Material provided →

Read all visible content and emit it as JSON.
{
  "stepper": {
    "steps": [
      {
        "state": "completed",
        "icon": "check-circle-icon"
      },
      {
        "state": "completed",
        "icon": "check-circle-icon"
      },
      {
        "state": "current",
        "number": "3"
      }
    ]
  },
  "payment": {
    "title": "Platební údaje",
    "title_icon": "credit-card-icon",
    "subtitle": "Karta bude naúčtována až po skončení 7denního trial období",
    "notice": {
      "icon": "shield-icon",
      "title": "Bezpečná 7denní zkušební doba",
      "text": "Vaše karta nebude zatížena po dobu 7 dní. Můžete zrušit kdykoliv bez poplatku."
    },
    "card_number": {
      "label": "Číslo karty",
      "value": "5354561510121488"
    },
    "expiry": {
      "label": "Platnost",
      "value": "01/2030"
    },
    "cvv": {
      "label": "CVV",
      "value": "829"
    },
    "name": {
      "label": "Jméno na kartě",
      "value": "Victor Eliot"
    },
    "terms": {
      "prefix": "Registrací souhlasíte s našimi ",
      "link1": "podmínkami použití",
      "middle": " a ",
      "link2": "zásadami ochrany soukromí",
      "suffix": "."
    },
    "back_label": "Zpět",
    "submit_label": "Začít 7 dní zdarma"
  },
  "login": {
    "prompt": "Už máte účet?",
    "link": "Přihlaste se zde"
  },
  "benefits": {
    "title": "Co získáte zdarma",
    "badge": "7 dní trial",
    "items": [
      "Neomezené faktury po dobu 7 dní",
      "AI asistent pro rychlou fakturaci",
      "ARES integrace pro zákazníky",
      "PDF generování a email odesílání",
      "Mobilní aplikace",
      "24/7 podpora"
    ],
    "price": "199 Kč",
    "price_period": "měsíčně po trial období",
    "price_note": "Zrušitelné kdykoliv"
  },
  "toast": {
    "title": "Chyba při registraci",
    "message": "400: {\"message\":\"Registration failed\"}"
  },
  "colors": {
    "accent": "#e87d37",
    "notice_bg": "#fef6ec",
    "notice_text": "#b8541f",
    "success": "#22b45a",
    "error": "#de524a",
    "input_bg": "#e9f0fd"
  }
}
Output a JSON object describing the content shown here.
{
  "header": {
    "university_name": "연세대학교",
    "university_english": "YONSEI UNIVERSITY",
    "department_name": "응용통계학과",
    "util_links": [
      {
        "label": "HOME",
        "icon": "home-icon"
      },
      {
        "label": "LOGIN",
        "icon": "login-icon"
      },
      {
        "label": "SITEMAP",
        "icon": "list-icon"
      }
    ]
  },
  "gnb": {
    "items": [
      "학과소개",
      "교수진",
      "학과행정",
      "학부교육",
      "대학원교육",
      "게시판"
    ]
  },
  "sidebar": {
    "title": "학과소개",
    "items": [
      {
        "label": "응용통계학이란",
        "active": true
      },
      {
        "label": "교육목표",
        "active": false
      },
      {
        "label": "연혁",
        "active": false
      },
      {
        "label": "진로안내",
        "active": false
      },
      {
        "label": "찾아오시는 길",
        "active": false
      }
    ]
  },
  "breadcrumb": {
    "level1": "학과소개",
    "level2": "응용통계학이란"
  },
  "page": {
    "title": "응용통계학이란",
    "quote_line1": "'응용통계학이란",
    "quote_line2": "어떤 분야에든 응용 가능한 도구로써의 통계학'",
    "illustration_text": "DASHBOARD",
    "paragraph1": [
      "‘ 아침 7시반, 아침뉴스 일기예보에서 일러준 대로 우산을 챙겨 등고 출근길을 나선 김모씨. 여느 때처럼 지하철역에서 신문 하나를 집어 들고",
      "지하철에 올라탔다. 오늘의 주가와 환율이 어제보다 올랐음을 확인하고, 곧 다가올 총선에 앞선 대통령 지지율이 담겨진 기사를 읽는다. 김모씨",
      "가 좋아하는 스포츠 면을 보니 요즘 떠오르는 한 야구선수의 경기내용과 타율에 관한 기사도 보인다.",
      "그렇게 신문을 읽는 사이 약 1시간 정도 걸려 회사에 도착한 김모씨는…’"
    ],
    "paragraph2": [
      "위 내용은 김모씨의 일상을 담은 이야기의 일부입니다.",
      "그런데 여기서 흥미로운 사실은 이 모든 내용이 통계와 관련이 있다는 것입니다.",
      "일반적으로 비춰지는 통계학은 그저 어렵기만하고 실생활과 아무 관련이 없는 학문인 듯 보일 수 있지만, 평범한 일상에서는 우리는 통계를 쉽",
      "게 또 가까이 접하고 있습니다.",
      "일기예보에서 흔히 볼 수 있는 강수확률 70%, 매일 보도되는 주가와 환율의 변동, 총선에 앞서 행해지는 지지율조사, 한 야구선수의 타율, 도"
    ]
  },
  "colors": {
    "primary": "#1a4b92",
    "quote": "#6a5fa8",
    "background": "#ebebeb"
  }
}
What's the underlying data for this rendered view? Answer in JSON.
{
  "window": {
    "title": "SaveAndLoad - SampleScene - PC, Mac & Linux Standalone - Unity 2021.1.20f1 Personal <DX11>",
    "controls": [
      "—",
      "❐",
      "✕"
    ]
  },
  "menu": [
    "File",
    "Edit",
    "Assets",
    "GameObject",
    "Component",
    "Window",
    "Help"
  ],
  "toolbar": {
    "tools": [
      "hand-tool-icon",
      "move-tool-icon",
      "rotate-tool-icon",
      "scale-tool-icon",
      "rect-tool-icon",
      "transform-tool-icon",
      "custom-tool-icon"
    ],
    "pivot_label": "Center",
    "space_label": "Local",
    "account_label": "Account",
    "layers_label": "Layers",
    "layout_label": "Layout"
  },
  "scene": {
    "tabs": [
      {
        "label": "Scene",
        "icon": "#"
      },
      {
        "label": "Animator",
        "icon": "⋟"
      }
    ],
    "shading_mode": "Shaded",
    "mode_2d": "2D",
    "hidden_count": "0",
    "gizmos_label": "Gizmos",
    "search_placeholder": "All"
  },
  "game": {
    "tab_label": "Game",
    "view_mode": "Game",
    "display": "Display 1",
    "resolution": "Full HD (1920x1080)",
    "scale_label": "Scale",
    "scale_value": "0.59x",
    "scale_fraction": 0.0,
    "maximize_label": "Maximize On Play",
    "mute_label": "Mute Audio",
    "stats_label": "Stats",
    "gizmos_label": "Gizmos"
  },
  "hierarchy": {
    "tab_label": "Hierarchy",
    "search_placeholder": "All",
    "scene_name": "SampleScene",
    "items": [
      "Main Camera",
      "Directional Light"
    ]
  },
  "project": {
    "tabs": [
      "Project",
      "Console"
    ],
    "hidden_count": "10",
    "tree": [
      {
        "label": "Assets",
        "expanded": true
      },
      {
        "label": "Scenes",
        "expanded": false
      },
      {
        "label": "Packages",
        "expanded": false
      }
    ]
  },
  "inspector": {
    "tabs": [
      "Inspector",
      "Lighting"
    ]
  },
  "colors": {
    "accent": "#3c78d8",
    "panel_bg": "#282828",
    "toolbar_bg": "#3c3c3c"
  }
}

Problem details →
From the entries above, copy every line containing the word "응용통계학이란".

Expected output →
        "label": "응용통계학이란",
    "level2": "응용통계학이란"
    "title": "응용통계학이란",
    "quote_line1": "'응용통계학이란",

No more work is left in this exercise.